Page and application data records
* * * * * * * * *
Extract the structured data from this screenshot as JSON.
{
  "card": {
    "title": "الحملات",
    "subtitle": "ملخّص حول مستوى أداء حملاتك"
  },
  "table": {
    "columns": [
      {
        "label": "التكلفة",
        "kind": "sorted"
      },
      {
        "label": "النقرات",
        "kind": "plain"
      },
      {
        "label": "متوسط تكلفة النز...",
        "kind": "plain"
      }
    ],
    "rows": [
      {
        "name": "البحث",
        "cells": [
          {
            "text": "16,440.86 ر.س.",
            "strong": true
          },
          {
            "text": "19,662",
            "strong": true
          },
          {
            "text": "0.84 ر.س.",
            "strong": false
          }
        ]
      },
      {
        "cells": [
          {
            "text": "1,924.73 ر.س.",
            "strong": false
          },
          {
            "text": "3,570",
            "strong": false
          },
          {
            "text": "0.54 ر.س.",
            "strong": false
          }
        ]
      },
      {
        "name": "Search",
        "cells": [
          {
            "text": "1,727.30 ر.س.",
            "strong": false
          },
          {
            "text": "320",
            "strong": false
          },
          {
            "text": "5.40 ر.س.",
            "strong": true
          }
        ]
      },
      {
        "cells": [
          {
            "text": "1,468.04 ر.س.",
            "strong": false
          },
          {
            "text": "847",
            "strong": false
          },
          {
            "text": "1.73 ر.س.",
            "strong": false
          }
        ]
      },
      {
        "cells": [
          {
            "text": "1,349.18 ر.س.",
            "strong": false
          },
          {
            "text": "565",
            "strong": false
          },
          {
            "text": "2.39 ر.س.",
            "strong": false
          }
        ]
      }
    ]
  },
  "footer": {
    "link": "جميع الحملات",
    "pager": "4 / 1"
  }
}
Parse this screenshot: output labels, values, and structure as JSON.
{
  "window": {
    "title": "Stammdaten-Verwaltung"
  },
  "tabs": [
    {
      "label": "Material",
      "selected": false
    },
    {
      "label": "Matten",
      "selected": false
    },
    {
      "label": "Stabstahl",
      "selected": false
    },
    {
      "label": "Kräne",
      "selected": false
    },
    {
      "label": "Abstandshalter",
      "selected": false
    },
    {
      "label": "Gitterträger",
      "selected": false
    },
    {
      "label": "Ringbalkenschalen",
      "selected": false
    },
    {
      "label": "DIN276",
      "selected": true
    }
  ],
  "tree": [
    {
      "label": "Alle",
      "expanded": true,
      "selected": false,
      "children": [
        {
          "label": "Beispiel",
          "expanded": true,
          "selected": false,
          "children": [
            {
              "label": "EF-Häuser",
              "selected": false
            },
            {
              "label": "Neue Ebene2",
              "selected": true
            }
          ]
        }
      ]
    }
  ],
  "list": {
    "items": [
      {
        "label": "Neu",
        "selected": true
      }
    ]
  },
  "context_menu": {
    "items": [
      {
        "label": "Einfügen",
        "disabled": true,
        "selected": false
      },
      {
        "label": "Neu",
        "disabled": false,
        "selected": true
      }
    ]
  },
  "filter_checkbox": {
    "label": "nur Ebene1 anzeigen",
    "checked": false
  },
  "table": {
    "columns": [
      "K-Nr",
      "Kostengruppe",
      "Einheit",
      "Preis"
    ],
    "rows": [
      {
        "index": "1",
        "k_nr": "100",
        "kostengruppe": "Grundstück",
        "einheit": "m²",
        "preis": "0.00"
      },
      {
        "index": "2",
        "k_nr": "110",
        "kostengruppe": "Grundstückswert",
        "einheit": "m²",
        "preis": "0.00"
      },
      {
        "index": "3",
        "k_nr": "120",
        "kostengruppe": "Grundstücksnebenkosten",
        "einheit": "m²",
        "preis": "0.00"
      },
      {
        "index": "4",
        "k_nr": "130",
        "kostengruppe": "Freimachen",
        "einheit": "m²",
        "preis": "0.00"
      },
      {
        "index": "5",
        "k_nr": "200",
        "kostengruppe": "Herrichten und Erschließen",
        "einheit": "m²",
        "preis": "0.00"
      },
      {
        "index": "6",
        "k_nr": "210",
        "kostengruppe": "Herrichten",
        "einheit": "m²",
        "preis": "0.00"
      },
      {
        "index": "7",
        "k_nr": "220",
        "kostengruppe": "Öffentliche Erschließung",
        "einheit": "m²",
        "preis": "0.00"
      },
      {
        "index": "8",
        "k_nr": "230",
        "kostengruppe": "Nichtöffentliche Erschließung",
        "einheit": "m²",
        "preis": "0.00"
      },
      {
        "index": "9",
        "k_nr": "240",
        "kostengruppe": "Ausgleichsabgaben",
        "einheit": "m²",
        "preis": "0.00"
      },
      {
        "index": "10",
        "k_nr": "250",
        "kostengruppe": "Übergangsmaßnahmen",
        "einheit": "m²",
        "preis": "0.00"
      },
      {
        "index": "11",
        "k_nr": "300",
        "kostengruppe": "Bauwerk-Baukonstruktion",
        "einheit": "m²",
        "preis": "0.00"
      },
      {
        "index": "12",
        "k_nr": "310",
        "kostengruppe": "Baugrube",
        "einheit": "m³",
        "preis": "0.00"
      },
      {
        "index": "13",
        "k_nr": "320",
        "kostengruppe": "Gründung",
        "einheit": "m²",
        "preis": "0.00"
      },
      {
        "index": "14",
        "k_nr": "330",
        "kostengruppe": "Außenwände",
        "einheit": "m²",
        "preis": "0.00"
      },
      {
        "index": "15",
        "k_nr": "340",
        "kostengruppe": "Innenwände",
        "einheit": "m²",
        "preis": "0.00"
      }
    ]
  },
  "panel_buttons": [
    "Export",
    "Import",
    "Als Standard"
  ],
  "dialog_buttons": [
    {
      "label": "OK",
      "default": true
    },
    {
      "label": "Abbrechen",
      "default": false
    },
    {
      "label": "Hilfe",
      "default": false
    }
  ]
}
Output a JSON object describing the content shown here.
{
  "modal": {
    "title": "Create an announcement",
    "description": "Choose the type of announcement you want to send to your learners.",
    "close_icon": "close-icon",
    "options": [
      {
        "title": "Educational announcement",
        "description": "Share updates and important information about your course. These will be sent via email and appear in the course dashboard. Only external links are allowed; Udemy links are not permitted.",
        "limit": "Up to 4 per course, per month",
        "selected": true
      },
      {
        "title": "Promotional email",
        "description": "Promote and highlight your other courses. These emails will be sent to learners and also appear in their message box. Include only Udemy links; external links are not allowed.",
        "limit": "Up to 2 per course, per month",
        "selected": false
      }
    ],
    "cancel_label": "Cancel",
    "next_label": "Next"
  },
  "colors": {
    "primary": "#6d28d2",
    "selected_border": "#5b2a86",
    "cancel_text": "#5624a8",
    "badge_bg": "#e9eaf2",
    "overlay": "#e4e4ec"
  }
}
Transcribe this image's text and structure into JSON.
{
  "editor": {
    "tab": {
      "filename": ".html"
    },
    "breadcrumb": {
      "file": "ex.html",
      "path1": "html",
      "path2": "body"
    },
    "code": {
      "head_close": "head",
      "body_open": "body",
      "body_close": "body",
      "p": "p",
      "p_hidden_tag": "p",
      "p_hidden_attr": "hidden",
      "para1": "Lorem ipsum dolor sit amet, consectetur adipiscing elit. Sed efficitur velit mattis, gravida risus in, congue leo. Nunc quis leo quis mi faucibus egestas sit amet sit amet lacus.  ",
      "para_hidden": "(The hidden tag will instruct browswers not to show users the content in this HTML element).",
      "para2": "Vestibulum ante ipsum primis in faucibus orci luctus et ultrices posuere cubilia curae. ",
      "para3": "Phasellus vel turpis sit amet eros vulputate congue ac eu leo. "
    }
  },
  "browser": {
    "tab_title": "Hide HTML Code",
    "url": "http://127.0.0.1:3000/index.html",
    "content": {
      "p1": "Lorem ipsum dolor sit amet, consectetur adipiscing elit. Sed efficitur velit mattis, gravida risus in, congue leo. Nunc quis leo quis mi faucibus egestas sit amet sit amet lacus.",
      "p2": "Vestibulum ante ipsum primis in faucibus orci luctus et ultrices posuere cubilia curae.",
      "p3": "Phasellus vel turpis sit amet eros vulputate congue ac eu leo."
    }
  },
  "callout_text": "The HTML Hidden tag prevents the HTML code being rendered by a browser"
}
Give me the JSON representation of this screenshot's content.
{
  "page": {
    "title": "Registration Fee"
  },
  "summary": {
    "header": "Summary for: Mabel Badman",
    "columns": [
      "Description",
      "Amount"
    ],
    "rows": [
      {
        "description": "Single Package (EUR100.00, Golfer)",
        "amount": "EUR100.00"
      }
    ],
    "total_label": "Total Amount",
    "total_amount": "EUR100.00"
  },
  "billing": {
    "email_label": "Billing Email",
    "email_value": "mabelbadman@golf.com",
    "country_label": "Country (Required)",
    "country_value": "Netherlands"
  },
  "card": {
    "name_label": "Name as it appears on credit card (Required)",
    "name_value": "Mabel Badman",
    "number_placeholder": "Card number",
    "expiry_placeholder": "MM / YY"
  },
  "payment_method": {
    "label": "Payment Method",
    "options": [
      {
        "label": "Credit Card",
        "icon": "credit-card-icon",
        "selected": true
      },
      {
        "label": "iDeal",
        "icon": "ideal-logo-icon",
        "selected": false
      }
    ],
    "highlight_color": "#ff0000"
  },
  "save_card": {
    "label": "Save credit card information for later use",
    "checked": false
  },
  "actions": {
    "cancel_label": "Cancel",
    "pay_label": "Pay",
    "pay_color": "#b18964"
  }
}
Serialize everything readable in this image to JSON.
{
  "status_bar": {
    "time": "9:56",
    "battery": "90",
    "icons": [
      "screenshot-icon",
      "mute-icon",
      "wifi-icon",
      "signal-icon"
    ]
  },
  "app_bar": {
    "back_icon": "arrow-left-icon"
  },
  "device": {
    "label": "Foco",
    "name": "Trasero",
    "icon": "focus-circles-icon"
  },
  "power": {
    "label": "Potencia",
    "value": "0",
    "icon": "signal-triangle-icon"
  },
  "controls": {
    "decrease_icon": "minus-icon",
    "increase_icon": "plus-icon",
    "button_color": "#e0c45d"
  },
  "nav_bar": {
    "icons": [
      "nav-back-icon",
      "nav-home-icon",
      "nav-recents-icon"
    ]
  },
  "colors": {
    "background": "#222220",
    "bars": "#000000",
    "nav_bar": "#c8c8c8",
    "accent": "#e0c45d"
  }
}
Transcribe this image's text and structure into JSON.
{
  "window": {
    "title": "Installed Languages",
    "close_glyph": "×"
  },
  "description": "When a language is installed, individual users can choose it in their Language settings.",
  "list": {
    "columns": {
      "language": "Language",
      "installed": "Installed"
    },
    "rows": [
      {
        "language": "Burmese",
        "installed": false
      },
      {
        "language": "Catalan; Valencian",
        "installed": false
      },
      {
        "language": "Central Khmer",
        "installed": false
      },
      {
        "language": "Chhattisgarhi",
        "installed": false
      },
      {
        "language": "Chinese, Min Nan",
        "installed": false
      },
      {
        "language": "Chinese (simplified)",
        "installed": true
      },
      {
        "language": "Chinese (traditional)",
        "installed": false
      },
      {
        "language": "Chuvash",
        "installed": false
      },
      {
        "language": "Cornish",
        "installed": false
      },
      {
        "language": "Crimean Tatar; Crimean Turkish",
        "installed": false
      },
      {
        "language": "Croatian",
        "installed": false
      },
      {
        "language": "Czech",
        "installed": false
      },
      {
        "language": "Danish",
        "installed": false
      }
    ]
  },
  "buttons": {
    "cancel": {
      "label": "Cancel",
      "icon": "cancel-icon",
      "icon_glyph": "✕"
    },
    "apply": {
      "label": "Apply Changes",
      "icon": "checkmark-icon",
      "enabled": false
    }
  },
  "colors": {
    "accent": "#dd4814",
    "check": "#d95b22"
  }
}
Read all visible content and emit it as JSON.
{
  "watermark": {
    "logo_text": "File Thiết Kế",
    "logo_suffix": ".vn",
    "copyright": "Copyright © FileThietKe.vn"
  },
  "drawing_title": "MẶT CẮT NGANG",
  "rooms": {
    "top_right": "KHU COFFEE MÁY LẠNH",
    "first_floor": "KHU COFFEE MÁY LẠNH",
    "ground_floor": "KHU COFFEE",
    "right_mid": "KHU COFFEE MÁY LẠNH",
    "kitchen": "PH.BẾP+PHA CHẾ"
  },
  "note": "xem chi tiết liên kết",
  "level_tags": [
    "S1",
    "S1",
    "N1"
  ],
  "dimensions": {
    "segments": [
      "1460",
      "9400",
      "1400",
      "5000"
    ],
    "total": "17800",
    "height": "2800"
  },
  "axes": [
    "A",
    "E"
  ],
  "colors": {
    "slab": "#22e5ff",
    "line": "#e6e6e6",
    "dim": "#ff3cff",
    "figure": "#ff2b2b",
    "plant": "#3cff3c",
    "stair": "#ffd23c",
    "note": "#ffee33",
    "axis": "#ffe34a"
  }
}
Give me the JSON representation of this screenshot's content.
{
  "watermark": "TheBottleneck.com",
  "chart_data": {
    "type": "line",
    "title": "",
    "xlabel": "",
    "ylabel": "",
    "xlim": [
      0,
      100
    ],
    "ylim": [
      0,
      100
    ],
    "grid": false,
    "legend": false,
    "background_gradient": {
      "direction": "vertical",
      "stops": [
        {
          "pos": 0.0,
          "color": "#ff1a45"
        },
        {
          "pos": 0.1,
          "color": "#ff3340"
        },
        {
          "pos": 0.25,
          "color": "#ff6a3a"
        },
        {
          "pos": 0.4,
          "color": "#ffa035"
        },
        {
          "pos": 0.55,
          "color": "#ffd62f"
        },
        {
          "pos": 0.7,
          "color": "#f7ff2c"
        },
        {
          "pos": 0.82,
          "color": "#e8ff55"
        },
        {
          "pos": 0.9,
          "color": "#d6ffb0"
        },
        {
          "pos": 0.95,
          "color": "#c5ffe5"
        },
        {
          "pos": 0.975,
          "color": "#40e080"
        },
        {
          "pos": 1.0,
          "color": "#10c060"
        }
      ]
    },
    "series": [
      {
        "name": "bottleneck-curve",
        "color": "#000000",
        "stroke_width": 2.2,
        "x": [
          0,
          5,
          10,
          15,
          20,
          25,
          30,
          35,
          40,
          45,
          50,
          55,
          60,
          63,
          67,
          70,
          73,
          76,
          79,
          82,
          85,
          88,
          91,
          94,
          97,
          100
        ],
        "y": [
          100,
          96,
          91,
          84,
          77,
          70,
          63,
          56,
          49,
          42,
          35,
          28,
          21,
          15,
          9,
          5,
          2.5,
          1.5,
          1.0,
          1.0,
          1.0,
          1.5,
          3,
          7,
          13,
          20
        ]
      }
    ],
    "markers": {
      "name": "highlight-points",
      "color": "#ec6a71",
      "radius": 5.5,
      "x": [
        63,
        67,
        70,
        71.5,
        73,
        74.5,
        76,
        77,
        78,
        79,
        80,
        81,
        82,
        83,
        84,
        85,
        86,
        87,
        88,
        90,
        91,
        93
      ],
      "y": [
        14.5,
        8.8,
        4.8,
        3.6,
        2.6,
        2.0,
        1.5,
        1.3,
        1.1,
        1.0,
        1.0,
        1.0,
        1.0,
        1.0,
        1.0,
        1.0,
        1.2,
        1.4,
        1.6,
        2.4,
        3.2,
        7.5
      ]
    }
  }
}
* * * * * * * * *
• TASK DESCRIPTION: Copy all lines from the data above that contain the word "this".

• THE ANSWER:
Extract the structured data from this screenshot as JSON.
Parse this screenshot: output labels, values, and structure as JSON.
Transcribe this image's text and structure into JSON.
      "para_hidden": "(The hidden tag will instruct browswers not to show users the content in this HTML element).",
Give me the JSON representation of this screenshot's content.
Serialize everything readable in this image to JSON.
Transcribe this image's text and structure into JSON.
Give me the JSON representation of this screenshot's content.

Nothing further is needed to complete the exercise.